**WHAT YOU NEED TO DO**
Look through the data below for the string "icon", and copy every line where it turns up.

**DATA IN THIS EXERCISE**
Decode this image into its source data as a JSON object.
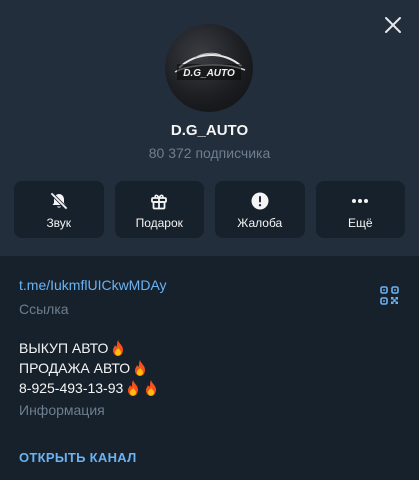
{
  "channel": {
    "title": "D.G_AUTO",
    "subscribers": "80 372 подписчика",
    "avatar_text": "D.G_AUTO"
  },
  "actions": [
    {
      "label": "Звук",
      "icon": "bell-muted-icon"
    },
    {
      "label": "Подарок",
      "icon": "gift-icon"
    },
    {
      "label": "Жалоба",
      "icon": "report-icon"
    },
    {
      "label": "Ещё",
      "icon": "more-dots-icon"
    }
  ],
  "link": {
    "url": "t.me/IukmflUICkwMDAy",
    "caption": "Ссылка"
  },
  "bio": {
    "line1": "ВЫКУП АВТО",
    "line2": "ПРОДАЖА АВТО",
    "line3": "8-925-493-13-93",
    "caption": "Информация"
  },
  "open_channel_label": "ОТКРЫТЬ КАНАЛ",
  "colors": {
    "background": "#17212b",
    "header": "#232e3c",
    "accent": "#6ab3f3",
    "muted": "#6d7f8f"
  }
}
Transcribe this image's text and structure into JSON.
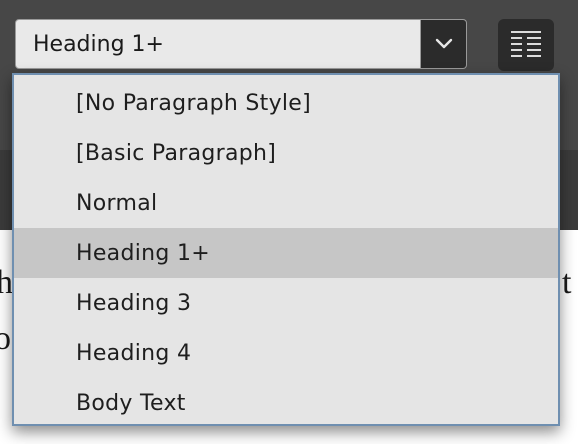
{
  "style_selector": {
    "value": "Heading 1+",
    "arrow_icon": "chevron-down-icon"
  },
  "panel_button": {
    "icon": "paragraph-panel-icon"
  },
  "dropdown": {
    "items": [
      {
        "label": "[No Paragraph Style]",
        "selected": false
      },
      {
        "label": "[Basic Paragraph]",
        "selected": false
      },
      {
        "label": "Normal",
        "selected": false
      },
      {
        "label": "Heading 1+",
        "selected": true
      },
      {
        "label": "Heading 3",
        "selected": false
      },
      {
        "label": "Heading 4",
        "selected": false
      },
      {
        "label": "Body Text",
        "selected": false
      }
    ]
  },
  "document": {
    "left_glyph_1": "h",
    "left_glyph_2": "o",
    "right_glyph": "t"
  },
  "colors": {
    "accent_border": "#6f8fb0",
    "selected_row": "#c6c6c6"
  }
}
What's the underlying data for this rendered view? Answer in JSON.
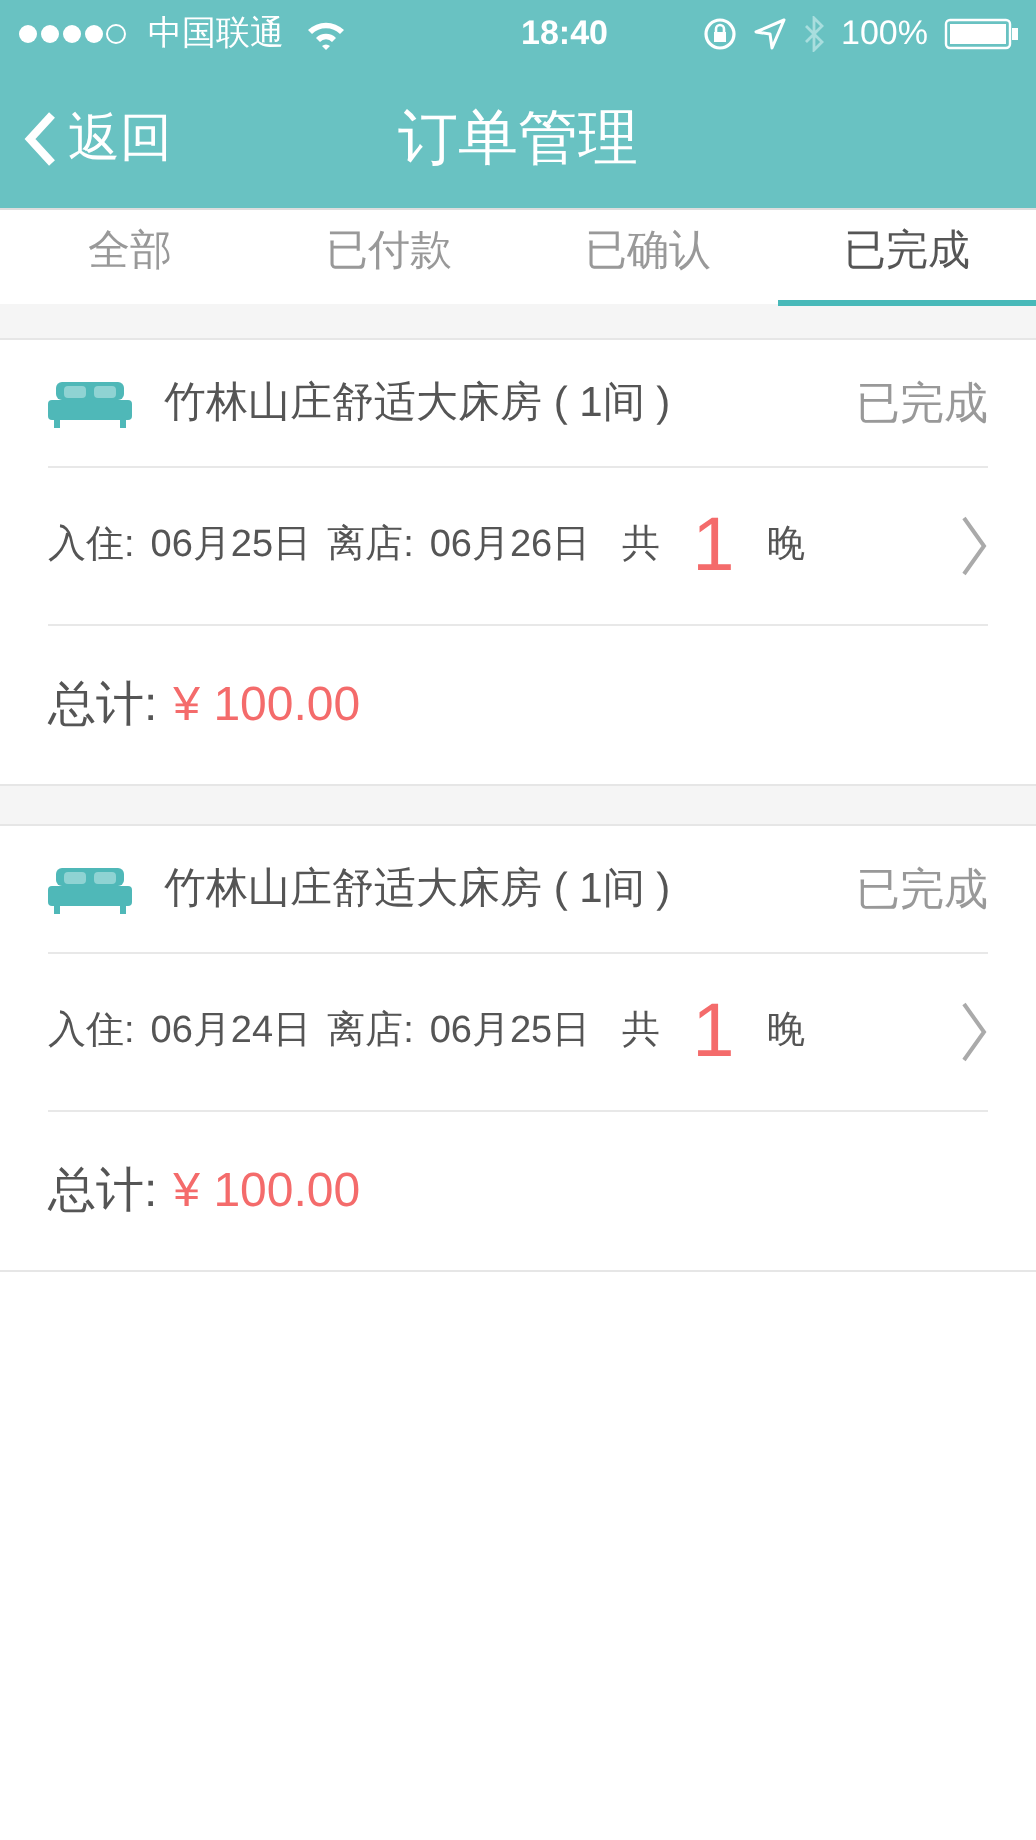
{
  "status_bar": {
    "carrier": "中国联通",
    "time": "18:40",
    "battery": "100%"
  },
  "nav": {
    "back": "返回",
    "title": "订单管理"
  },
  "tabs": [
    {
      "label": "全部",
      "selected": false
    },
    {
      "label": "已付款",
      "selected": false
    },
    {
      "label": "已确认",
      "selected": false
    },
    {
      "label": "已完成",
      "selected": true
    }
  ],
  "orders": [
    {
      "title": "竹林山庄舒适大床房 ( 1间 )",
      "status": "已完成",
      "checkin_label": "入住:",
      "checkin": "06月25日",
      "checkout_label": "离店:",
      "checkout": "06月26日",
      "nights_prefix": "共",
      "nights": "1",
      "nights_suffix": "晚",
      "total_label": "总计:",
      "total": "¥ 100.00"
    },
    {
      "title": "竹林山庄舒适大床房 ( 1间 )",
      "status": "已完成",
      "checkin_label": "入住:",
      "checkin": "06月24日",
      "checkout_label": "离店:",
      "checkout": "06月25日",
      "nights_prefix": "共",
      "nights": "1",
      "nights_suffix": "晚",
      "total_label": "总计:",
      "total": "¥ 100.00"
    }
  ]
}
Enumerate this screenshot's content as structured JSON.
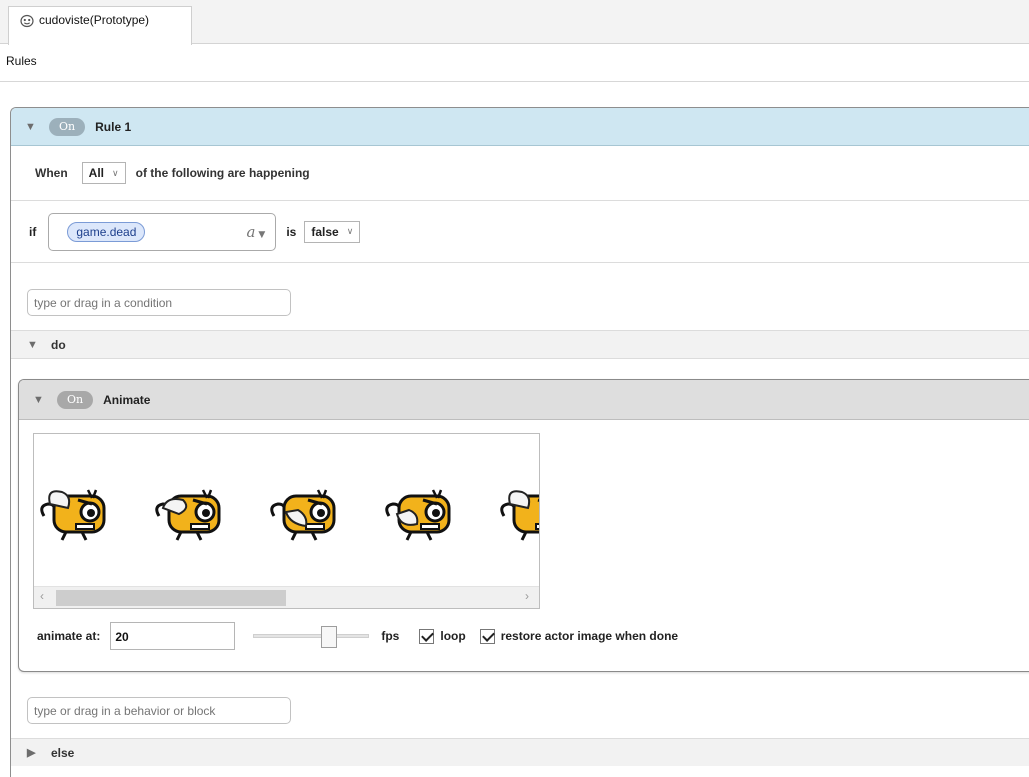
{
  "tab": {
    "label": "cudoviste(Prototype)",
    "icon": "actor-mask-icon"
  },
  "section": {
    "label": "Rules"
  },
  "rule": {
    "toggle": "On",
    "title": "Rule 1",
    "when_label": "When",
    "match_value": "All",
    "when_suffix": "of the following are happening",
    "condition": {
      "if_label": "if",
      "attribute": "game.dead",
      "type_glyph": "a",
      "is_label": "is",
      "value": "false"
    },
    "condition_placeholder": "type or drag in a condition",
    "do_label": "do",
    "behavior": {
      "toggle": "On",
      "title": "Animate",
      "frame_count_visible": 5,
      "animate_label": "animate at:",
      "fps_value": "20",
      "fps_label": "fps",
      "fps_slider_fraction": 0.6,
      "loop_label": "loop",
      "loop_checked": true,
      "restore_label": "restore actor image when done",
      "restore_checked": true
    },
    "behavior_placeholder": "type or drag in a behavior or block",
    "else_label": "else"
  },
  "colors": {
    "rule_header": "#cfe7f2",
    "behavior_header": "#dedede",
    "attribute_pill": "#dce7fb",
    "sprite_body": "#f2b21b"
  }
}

**SOLUTION**
      "icon": "bell-muted-icon"
      "icon": "gift-icon"
      "icon": "report-icon"
      "icon": "more-dots-icon"
    "arrow_icon": "chevron-down-icon"
    "icon": "paragraph-panel-icon"
    "icon": "actor-mask-icon"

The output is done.